All of the entries need to be written out again, exactly as they are.

[Items from an interface collection]
....

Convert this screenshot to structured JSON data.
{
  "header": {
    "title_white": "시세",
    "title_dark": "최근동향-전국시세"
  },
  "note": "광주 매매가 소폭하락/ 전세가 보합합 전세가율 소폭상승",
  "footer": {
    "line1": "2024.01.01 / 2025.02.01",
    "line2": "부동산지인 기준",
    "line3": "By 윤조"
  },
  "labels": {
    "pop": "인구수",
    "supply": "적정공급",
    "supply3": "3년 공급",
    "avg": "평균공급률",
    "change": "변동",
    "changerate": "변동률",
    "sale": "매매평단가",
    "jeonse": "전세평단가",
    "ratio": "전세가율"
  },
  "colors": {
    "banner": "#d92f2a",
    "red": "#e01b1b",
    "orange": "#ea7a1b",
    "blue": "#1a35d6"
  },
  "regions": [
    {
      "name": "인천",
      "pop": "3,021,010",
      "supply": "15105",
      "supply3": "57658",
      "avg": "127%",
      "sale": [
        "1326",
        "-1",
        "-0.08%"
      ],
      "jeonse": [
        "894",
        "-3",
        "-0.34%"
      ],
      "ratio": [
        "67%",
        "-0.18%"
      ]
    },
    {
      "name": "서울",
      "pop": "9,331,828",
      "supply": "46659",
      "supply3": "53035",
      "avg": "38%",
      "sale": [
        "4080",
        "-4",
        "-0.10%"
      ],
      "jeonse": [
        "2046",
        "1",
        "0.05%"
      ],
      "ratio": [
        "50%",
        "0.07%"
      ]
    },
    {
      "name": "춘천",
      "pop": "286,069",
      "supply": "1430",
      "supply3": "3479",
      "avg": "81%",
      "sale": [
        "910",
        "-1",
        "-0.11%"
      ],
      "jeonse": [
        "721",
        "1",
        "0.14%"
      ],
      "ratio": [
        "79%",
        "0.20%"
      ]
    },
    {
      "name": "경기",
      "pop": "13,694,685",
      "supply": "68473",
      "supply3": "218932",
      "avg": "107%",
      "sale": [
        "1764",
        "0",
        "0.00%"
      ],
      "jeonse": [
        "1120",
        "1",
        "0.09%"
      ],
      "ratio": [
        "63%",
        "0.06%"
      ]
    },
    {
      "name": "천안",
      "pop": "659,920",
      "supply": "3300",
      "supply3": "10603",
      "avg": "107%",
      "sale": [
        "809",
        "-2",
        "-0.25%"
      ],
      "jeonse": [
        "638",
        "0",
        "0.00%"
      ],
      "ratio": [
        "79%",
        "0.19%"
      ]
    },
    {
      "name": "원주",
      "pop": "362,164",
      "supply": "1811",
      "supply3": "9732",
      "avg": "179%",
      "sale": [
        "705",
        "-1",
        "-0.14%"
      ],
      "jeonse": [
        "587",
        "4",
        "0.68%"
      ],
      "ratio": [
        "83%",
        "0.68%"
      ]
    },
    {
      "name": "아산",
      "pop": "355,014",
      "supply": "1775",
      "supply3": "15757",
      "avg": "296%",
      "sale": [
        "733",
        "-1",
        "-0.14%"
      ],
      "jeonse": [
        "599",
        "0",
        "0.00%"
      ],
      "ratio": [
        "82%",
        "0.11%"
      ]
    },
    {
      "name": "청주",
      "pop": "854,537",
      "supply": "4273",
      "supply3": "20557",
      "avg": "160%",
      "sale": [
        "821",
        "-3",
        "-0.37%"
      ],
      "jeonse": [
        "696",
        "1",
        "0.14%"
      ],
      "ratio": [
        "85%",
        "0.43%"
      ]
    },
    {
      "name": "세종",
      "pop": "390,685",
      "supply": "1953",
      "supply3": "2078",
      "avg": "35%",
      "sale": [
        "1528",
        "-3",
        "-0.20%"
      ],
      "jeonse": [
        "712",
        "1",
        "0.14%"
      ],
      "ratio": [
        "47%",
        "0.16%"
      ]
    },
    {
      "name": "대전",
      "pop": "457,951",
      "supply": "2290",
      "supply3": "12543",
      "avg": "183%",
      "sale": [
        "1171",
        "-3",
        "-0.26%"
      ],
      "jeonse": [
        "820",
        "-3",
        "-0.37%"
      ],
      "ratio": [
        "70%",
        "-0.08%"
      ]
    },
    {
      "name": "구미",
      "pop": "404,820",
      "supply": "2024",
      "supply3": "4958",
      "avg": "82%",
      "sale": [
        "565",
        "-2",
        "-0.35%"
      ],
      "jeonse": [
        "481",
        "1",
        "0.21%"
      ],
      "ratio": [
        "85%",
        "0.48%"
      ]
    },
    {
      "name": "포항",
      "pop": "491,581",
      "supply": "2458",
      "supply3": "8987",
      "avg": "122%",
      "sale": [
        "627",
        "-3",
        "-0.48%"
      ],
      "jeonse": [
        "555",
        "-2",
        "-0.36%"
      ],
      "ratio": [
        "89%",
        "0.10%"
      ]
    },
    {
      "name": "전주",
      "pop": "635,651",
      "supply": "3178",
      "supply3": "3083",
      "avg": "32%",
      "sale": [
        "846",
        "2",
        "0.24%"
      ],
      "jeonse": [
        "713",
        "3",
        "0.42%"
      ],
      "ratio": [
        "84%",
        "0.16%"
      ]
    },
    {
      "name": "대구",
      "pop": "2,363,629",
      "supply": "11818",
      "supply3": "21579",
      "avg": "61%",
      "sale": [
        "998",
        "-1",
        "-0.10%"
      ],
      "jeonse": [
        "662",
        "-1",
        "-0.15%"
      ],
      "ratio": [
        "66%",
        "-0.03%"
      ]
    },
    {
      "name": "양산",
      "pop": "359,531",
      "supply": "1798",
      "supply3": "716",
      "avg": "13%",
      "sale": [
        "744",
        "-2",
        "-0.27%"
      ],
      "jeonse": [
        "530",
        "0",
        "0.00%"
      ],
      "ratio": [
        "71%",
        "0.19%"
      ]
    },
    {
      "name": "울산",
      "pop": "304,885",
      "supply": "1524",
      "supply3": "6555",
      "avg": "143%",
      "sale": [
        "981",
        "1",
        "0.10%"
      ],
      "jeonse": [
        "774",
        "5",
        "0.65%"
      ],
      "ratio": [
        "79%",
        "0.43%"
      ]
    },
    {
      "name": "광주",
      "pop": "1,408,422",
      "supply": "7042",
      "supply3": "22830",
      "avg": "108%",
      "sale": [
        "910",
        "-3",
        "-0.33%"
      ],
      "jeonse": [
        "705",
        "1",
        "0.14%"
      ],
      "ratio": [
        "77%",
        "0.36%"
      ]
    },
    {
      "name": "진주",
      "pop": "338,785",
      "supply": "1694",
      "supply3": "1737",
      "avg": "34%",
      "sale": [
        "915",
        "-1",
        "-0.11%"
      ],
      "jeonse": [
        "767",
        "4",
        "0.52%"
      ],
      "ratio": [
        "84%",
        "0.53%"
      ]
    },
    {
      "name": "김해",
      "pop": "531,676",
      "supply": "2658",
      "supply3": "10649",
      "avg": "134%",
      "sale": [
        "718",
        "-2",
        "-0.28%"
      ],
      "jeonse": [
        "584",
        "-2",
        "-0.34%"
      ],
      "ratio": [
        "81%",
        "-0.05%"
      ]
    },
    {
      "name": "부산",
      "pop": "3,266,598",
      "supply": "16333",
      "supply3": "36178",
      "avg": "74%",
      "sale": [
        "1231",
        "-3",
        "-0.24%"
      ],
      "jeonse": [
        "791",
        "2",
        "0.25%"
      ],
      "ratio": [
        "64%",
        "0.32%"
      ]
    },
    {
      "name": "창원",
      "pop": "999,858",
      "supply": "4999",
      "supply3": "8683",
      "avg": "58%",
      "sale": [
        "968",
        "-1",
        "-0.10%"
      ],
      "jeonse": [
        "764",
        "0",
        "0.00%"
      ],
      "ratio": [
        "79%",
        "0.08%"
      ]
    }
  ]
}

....

*Exercise output*.
Convert this screenshot to structured JSON data.
{
  "header": {
    "title_white": "시세",
    "title_dark": "최근동향-전국시세"
  },
  "note": "광주 매매가 소폭하락/ 전세가 보합합 전세가율 소폭상승",
  "footer": {
    "line1": "2024.01.01 / 2025.02.01",
    "line2": "부동산지인 기준",
    "line3": "By 윤조"
  },
  "labels": {
    "pop": "인구수",
    "supply": "적정공급",
    "supply3": "3년 공급",
    "avg": "평균공급률",
    "change": "변동",
    "changerate": "변동률",
    "sale": "매매평단가",
    "jeonse": "전세평단가",
    "ratio": "전세가율"
  },
  "colors": {
    "banner": "#d92f2a",
    "red": "#e01b1b",
    "orange": "#ea7a1b",
    "blue": "#1a35d6"
  },
  "regions": [
    {
      "name": "인천",
      "pop": "3,021,010",
      "supply": "15105",
      "supply3": "57658",
      "avg": "127%",
      "sale": [
        "1326",
        "-1",
        "-0.08%"
      ],
      "jeonse": [
        "894",
        "-3",
        "-0.34%"
      ],
      "ratio": [
        "67%",
        "-0.18%"
      ]
    },
    {
      "name": "서울",
      "pop": "9,331,828",
      "supply": "46659",
      "supply3": "53035",
      "avg": "38%",
      "sale": [
        "4080",
        "-4",
        "-0.10%"
      ],
      "jeonse": [
        "2046",
        "1",
        "0.05%"
      ],
      "ratio": [
        "50%",
        "0.07%"
      ]
    },
    {
      "name": "춘천",
      "pop": "286,069",
      "supply": "1430",
      "supply3": "3479",
      "avg": "81%",
      "sale": [
        "910",
        "-1",
        "-0.11%"
      ],
      "jeonse": [
        "721",
        "1",
        "0.14%"
      ],
      "ratio": [
        "79%",
        "0.20%"
      ]
    },
    {
      "name": "경기",
      "pop": "13,694,685",
      "supply": "68473",
      "supply3": "218932",
      "avg": "107%",
      "sale": [
        "1764",
        "0",
        "0.00%"
      ],
      "jeonse": [
        "1120",
        "1",
        "0.09%"
      ],
      "ratio": [
        "63%",
        "0.06%"
      ]
    },
    {
      "name": "천안",
      "pop": "659,920",
      "supply": "3300",
      "supply3": "10603",
      "avg": "107%",
      "sale": [
        "809",
        "-2",
        "-0.25%"
      ],
      "jeonse": [
        "638",
        "0",
        "0.00%"
      ],
      "ratio": [
        "79%",
        "0.19%"
      ]
    },
    {
      "name": "원주",
      "pop": "362,164",
      "supply": "1811",
      "supply3": "9732",
      "avg": "179%",
      "sale": [
        "705",
        "-1",
        "-0.14%"
      ],
      "jeonse": [
        "587",
        "4",
        "0.68%"
      ],
      "ratio": [
        "83%",
        "0.68%"
      ]
    },
    {
      "name": "아산",
      "pop": "355,014",
      "supply": "1775",
      "supply3": "15757",
      "avg": "296%",
      "sale": [
        "733",
        "-1",
        "-0.14%"
      ],
      "jeonse": [
        "599",
        "0",
        "0.00%"
      ],
      "ratio": [
        "82%",
        "0.11%"
      ]
    },
    {
      "name": "청주",
      "pop": "854,537",
      "supply": "4273",
      "supply3": "20557",
      "avg": "160%",
      "sale": [
        "821",
        "-3",
        "-0.37%"
      ],
      "jeonse": [
        "696",
        "1",
        "0.14%"
      ],
      "ratio": [
        "85%",
        "0.43%"
      ]
    },
    {
      "name": "세종",
      "pop": "390,685",
      "supply": "1953",
      "supply3": "2078",
      "avg": "35%",
      "sale": [
        "1528",
        "-3",
        "-0.20%"
      ],
      "jeonse": [
        "712",
        "1",
        "0.14%"
      ],
      "ratio": [
        "47%",
        "0.16%"
      ]
    },
    {
      "name": "대전",
      "pop": "457,951",
      "supply": "2290",
      "supply3": "12543",
      "avg": "183%",
      "sale": [
        "1171",
        "-3",
        "-0.26%"
      ],
      "jeonse": [
        "820",
        "-3",
        "-0.37%"
      ],
      "ratio": [
        "70%",
        "-0.08%"
      ]
    },
    {
      "name": "구미",
      "pop": "404,820",
      "supply": "2024",
      "supply3": "4958",
      "avg": "82%",
      "sale": [
        "565",
        "-2",
        "-0.35%"
      ],
      "jeonse": [
        "481",
        "1",
        "0.21%"
      ],
      "ratio": [
        "85%",
        "0.48%"
      ]
    },
    {
      "name": "포항",
      "pop": "491,581",
      "supply": "2458",
      "supply3": "8987",
      "avg": "122%",
      "sale": [
        "627",
        "-3",
        "-0.48%"
      ],
      "jeonse": [
        "555",
        "-2",
        "-0.36%"
      ],
      "ratio": [
        "89%",
        "0.10%"
      ]
    },
    {
      "name": "전주",
      "pop": "635,651",
      "supply": "3178",
      "supply3": "3083",
      "avg": "32%",
      "sale": [
        "846",
        "2",
        "0.24%"
      ],
      "jeonse": [
        "713",
        "3",
        "0.42%"
      ],
      "ratio": [
        "84%",
        "0.16%"
      ]
    },
    {
      "name": "대구",
      "pop": "2,363,629",
      "supply": "11818",
      "supply3": "21579",
      "avg": "61%",
      "sale": [
        "998",
        "-1",
        "-0.10%"
      ],
      "jeonse": [
        "662",
        "-1",
        "-0.15%"
      ],
      "ratio": [
        "66%",
        "-0.03%"
      ]
    },
    {
      "name": "양산",
      "pop": "359,531",
      "supply": "1798",
      "supply3": "716",
      "avg": "13%",
      "sale": [
        "744",
        "-2",
        "-0.27%"
      ],
      "jeonse": [
        "530",
        "0",
        "0.00%"
      ],
      "ratio": [
        "71%",
        "0.19%"
      ]
    },
    {
      "name": "울산",
      "pop": "304,885",
      "supply": "1524",
      "supply3": "6555",
      "avg": "143%",
      "sale": [
        "981",
        "1",
        "0.10%"
      ],
      "jeonse": [
        "774",
        "5",
        "0.65%"
      ],
      "ratio": [
        "79%",
        "0.43%"
      ]
    },
    {
      "name": "광주",
      "pop": "1,408,422",
      "supply": "7042",
      "supply3": "22830",
      "avg": "108%",
      "sale": [
        "910",
        "-3",
        "-0.33%"
      ],
      "jeonse": [
        "705",
        "1",
        "0.14%"
      ],
      "ratio": [
        "77%",
        "0.36%"
      ]
    },
    {
      "name": "진주",
      "pop": "338,785",
      "supply": "1694",
      "supply3": "1737",
      "avg": "34%",
      "sale": [
        "915",
        "-1",
        "-0.11%"
      ],
      "jeonse": [
        "767",
        "4",
        "0.52%"
      ],
      "ratio": [
        "84%",
        "0.53%"
      ]
    },
    {
      "name": "김해",
      "pop": "531,676",
      "supply": "2658",
      "supply3": "10649",
      "avg": "134%",
      "sale": [
        "718",
        "-2",
        "-0.28%"
      ],
      "jeonse": [
        "584",
        "-2",
        "-0.34%"
      ],
      "ratio": [
        "81%",
        "-0.05%"
      ]
    },
    {
      "name": "부산",
      "pop": "3,266,598",
      "supply": "16333",
      "supply3": "36178",
      "avg": "74%",
      "sale": [
        "1231",
        "-3",
        "-0.24%"
      ],
      "jeonse": [
        "791",
        "2",
        "0.25%"
      ],
      "ratio": [
        "64%",
        "0.32%"
      ]
    },
    {
      "name": "창원",
      "pop": "999,858",
      "supply": "4999",
      "supply3": "8683",
      "avg": "58%",
      "sale": [
        "968",
        "-1",
        "-0.10%"
      ],
      "jeonse": [
        "764",
        "0",
        "0.00%"
      ],
      "ratio": [
        "79%",
        "0.08%"
      ]
    }
  ]
}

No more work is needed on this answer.